§ About this task
Copy the records below exactly as they are written.

§ Available data
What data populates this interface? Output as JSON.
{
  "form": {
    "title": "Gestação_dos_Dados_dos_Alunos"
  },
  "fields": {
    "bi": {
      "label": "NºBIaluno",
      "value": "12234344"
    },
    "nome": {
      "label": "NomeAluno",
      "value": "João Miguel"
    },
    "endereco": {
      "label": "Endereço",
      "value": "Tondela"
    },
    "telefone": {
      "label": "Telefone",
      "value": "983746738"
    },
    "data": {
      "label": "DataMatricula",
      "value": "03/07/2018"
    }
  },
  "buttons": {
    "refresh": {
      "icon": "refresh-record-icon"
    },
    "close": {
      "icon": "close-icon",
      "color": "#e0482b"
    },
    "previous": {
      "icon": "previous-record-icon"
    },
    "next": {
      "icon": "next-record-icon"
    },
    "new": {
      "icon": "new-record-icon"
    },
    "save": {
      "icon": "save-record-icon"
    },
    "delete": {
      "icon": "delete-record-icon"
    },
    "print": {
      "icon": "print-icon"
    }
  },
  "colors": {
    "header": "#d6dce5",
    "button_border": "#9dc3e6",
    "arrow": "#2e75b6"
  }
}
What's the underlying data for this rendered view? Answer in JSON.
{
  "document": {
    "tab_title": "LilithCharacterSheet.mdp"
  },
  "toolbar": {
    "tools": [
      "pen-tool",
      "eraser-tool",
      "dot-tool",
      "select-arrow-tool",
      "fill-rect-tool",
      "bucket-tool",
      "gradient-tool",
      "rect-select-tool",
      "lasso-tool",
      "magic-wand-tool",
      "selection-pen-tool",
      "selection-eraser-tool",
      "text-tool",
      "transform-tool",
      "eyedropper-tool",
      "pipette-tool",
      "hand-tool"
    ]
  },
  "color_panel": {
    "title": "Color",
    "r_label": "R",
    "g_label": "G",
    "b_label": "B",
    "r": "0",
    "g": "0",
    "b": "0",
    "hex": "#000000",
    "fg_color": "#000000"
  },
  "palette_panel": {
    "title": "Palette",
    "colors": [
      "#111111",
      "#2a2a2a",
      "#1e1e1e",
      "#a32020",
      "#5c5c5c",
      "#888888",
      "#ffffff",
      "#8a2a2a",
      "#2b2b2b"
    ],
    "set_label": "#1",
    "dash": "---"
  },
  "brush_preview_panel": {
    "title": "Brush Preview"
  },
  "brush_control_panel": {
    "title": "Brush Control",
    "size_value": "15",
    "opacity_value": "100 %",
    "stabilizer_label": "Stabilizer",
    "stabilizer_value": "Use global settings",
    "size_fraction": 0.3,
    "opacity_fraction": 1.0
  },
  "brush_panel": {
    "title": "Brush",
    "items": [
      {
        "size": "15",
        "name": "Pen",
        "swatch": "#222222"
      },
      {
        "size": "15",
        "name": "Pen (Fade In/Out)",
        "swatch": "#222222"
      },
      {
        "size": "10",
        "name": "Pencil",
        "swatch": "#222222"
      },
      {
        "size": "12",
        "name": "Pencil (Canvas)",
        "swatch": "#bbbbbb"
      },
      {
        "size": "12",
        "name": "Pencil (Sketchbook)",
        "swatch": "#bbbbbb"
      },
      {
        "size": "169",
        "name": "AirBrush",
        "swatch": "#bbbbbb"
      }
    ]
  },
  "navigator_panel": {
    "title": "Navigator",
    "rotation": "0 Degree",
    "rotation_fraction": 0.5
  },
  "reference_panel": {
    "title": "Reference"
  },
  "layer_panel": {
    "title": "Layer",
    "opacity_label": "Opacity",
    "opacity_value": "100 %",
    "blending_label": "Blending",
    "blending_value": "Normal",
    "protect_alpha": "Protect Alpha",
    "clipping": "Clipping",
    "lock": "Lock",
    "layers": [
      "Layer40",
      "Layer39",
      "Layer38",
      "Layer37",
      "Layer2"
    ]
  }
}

§ Output
What data populates this interface? Output as JSON.
{
  "form": {
    "title": "Gestação_dos_Dados_dos_Alunos"
  },
  "fields": {
    "bi": {
      "label": "NºBIaluno",
      "value": "12234344"
    },
    "nome": {
      "label": "NomeAluno",
      "value": "João Miguel"
    },
    "endereco": {
      "label": "Endereço",
      "value": "Tondela"
    },
    "telefone": {
      "label": "Telefone",
      "value": "983746738"
    },
    "data": {
      "label": "DataMatricula",
      "value": "03/07/2018"
    }
  },
  "buttons": {
    "refresh": {
      "icon": "refresh-record-icon"
    },
    "close": {
      "icon": "close-icon",
      "color": "#e0482b"
    },
    "previous": {
      "icon": "previous-record-icon"
    },
    "next": {
      "icon": "next-record-icon"
    },
    "new": {
      "icon": "new-record-icon"
    },
    "save": {
      "icon": "save-record-icon"
    },
    "delete": {
      "icon": "delete-record-icon"
    },
    "print": {
      "icon": "print-icon"
    }
  },
  "colors": {
    "header": "#d6dce5",
    "button_border": "#9dc3e6",
    "arrow": "#2e75b6"
  }
}
What's the underlying data for this rendered view? Answer in JSON.
{
  "document": {
    "tab_title": "LilithCharacterSheet.mdp"
  },
  "toolbar": {
    "tools": [
      "pen-tool",
      "eraser-tool",
      "dot-tool",
      "select-arrow-tool",
      "fill-rect-tool",
      "bucket-tool",
      "gradient-tool",
      "rect-select-tool",
      "lasso-tool",
      "magic-wand-tool",
      "selection-pen-tool",
      "selection-eraser-tool",
      "text-tool",
      "transform-tool",
      "eyedropper-tool",
      "pipette-tool",
      "hand-tool"
    ]
  },
  "color_panel": {
    "title": "Color",
    "r_label": "R",
    "g_label": "G",
    "b_label": "B",
    "r": "0",
    "g": "0",
    "b": "0",
    "hex": "#000000",
    "fg_color": "#000000"
  },
  "palette_panel": {
    "title": "Palette",
    "colors": [
      "#111111",
      "#2a2a2a",
      "#1e1e1e",
      "#a32020",
      "#5c5c5c",
      "#888888",
      "#ffffff",
      "#8a2a2a",
      "#2b2b2b"
    ],
    "set_label": "#1",
    "dash": "---"
  },
  "brush_preview_panel": {
    "title": "Brush Preview"
  },
  "brush_control_panel": {
    "title": "Brush Control",
    "size_value": "15",
    "opacity_value": "100 %",
    "stabilizer_label": "Stabilizer",
    "stabilizer_value": "Use global settings",
    "size_fraction": 0.3,
    "opacity_fraction": 1.0
  },
  "brush_panel": {
    "title": "Brush",
    "items": [
      {
        "size": "15",
        "name": "Pen",
        "swatch": "#222222"
      },
      {
        "size": "15",
        "name": "Pen (Fade In/Out)",
        "swatch": "#222222"
      },
      {
        "size": "10",
        "name": "Pencil",
        "swatch": "#222222"
      },
      {
        "size": "12",
        "name": "Pencil (Canvas)",
        "swatch": "#bbbbbb"
      },
      {
        "size": "12",
        "name": "Pencil (Sketchbook)",
        "swatch": "#bbbbbb"
      },
      {
        "size": "169",
        "name": "AirBrush",
        "swatch": "#bbbbbb"
      }
    ]
  },
  "navigator_panel": {
    "title": "Navigator",
    "rotation": "0 Degree",
    "rotation_fraction": 0.5
  },
  "reference_panel": {
    "title": "Reference"
  },
  "layer_panel": {
    "title": "Layer",
    "opacity_label": "Opacity",
    "opacity_value": "100 %",
    "blending_label": "Blending",
    "blending_value": "Normal",
    "protect_alpha": "Protect Alpha",
    "clipping": "Clipping",
    "lock": "Lock",
    "layers": [
      "Layer40",
      "Layer39",
      "Layer38",
      "Layer37",
      "Layer2"
    ]
  }
}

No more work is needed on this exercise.